Technology enables ongoing healthcare intervention for children
Tech-savvy patients being treated in and by staff across the Sydney Children's Hospitals Network are embracing the shift towards telehealth models of care.
Since the introduction of social distancing measures, it has sparked a 154 per cent increase in telehealth models of care being delivered at Sydney Children’s Hospital, Randwick (SCH) and The Children’s Hospital at Westmead (CHW) since the outbreak of COVID-19.
With more than 100 departments and services set up for telehealth across both hospitals, face-to-face consultations are now being provided virtually – in many cases for the first time – by leveraging the infrastructure of the state’s digital health agency eHealth NSW.
This is being done to great effect in the palliative care and chronic pain unit, where a play clinic enabling patients and families to connect, socialise and have fun is now taking place online, contributing to a 12-fold increase in demand for virtual meeting rooms.

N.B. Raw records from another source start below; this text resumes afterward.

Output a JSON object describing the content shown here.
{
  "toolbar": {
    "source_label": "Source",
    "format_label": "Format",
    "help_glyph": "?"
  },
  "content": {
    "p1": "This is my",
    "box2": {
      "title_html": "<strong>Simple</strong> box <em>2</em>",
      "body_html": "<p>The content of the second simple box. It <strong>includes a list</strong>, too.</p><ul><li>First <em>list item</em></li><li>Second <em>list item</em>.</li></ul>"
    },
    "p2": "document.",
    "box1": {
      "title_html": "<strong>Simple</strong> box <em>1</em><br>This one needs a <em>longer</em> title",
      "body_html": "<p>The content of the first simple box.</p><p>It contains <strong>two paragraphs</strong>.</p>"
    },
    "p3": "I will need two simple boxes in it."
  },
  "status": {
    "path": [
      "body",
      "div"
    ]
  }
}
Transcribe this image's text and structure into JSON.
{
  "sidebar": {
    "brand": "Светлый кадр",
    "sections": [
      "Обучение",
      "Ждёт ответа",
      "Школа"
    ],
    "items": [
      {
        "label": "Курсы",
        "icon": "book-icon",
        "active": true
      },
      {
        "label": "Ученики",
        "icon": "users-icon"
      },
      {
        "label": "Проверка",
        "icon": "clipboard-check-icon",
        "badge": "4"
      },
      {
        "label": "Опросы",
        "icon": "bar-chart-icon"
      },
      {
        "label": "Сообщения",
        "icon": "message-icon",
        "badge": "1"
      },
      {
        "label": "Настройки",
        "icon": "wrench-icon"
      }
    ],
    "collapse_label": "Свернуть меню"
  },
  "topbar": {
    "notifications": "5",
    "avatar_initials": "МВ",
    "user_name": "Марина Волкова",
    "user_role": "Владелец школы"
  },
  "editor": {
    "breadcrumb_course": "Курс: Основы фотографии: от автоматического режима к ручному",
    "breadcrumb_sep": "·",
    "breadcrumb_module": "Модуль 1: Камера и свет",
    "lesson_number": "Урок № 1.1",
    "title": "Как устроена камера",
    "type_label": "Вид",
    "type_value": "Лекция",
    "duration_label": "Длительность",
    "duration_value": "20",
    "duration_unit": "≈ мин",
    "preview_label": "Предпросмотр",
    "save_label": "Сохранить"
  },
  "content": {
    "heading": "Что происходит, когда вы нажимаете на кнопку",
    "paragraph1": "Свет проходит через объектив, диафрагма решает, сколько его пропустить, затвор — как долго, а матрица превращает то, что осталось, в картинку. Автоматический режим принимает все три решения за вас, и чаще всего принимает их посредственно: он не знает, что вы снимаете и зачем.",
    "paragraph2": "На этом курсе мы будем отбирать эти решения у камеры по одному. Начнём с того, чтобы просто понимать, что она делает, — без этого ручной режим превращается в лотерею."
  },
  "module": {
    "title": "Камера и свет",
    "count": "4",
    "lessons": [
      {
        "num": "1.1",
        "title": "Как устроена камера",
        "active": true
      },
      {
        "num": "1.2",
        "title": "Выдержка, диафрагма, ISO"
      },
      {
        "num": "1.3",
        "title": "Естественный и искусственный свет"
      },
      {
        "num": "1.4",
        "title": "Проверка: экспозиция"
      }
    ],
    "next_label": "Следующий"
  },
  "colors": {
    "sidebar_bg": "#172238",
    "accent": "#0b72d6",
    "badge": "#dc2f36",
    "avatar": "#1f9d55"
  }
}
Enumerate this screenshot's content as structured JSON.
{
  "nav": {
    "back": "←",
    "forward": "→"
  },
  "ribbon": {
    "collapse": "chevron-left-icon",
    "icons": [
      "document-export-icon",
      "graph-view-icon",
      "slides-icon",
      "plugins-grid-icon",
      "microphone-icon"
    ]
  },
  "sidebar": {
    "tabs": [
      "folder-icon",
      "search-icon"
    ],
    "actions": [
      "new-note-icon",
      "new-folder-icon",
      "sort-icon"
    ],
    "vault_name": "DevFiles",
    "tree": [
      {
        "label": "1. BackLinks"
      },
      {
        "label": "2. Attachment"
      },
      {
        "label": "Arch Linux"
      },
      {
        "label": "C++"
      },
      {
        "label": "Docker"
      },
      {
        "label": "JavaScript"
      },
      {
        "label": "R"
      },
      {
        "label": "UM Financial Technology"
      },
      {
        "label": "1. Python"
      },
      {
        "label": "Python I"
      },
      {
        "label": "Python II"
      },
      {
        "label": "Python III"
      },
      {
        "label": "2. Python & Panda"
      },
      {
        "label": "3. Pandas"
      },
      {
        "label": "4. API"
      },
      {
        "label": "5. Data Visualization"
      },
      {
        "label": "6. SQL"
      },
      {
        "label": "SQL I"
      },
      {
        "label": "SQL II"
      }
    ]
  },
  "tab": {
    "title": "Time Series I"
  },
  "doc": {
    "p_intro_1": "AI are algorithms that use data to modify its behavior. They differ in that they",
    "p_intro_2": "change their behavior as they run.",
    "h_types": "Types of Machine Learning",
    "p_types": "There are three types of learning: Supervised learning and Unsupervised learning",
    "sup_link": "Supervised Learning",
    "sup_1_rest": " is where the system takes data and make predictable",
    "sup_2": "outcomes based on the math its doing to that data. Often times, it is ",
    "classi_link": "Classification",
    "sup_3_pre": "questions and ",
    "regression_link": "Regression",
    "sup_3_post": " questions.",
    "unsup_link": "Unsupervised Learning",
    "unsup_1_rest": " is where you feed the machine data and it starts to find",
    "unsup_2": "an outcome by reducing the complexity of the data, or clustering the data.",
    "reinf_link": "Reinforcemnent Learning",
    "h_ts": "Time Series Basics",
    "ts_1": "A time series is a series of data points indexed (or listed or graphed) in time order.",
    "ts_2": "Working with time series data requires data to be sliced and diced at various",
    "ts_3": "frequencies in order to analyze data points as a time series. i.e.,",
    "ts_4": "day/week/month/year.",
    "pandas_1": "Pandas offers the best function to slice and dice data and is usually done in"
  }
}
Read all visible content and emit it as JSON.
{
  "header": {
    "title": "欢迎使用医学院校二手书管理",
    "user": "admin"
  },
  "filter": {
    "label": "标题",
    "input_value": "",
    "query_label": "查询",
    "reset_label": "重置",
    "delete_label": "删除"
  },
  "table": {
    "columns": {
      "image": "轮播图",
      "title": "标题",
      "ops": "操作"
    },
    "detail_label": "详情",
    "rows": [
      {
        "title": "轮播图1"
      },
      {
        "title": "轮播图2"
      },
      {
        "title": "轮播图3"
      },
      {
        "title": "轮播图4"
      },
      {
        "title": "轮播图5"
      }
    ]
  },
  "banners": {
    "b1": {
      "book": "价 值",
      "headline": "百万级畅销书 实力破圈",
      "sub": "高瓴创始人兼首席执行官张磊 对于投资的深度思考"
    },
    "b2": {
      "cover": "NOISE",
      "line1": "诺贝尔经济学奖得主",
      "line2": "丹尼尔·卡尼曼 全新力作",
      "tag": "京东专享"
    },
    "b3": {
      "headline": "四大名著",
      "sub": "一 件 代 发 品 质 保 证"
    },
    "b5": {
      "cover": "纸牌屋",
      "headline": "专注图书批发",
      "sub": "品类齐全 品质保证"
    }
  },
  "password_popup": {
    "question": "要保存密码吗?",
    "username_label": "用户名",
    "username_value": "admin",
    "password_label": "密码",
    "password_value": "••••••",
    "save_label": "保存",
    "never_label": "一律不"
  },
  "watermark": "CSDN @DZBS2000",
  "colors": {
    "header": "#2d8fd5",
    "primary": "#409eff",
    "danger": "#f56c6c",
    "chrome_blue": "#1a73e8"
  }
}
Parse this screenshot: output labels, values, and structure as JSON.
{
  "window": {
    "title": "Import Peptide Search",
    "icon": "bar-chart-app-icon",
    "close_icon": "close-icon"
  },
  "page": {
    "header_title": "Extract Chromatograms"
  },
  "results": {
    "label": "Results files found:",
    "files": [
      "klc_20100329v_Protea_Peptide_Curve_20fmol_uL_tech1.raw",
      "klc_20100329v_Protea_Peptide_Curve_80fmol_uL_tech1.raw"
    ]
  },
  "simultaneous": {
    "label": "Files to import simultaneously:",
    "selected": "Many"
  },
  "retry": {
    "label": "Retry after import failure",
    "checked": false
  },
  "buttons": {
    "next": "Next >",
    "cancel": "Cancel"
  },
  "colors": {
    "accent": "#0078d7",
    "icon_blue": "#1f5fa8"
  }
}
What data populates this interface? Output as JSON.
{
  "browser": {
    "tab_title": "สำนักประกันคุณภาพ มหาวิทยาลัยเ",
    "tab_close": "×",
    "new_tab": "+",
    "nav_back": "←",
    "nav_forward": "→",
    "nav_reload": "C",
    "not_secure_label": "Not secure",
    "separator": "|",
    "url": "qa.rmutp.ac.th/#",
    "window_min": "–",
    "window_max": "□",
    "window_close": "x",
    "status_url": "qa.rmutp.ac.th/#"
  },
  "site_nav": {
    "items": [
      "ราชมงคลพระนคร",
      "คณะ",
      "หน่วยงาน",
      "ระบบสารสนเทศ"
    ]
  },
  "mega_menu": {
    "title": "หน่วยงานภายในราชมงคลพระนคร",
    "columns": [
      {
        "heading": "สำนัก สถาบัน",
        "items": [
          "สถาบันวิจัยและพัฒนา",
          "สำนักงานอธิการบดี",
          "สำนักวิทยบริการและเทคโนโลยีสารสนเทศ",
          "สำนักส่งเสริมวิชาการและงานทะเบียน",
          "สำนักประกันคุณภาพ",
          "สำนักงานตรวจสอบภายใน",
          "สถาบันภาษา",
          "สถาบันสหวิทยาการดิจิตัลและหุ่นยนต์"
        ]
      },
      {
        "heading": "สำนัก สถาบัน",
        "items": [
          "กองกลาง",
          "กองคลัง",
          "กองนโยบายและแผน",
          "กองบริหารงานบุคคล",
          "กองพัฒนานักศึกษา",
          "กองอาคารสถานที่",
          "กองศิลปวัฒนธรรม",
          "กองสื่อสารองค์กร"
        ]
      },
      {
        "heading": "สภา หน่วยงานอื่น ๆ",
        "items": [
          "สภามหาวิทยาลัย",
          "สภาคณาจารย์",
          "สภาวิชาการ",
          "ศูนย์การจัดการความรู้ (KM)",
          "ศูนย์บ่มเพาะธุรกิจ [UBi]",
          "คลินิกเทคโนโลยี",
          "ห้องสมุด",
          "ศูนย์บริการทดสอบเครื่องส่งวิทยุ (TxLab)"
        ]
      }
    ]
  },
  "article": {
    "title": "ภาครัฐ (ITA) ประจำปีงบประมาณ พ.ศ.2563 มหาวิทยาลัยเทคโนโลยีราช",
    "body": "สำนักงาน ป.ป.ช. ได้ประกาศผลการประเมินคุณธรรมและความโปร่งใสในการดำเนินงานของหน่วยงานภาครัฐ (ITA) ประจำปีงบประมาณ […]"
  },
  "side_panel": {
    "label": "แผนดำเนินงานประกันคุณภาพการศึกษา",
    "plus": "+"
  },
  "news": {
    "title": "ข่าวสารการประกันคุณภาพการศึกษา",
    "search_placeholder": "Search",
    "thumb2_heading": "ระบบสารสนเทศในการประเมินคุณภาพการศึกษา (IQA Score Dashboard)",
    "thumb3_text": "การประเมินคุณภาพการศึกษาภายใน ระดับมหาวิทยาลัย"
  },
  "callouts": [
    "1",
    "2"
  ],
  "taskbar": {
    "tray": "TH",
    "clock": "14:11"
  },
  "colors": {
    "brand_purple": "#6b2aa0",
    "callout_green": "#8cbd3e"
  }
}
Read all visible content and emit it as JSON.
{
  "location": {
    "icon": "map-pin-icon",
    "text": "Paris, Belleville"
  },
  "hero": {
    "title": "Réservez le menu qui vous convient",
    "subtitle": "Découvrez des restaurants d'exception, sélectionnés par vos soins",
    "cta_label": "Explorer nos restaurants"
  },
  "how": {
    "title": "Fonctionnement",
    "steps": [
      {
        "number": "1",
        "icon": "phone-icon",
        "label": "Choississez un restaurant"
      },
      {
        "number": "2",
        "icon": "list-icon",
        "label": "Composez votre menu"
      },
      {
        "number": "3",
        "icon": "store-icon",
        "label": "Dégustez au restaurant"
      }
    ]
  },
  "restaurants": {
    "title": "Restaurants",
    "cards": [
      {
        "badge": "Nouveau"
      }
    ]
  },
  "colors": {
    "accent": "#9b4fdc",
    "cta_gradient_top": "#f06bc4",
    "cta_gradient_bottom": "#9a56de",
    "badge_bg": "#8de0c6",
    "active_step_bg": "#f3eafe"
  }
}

“With precautions in place to protect our most vulnerable patients, we can't invite them to the hospital at the moment or risk their health in any way,” said Senior Child Life Therapist Kirsty-Leah Goymour, who has managed the SCH pain and palliative care play clinic for the past eight years.
“To stay connected, we’ve created a virtual play clinic which is operating via Pexip. From the hospital to their homes, we offer play opportunities, read stories, sing and support each other.
“The families are excited we can stay in touch, and this has actually presented new opportunities for families who couldn't attend in person previously because of distance and location."
Children with difficult-to-treat asthma and cystic fibrosis, meanwhile, are being protected given their heightened vulnerability to COVID-19.
To minimise the risk that they contract the severe respiratory illness from someone within the community, the respiratory team at SCH has identified patients to undertake ‘home spirometry’ to measure their lung function.
Spiro Home devices are compatible with smartphones, enabling clinicians to determine via Bluetooth if a patient’s lung function has declined or if their treatment therapy is working.
“Being able to access this device during the pandemic is supporting the management of their chronic respiratory condition and making a long-term positive difference to the lives of these children and their families and keep them closer to home,” said Professor Adam Jaffe, Head of Respiratory at SCH.
At The Children’s Hospital at Westmead, occupational therapist Emma Cowley said telehealth has enabled a large multidisciplinary clinic to stay connected, complete regular team meetings and offer its families the flexibility to attend clinical appointments while adhering to social distancing.
“I am confident that even when COVID-19 restrictions have passed we will be using telehealth a lot more in our clinical practice,” said Ms Cowley.
Experts in departments like neurology, neurosurgery, nephrology, genetics and child development are also using the benefits of telehealth to connect and support children and families remotely.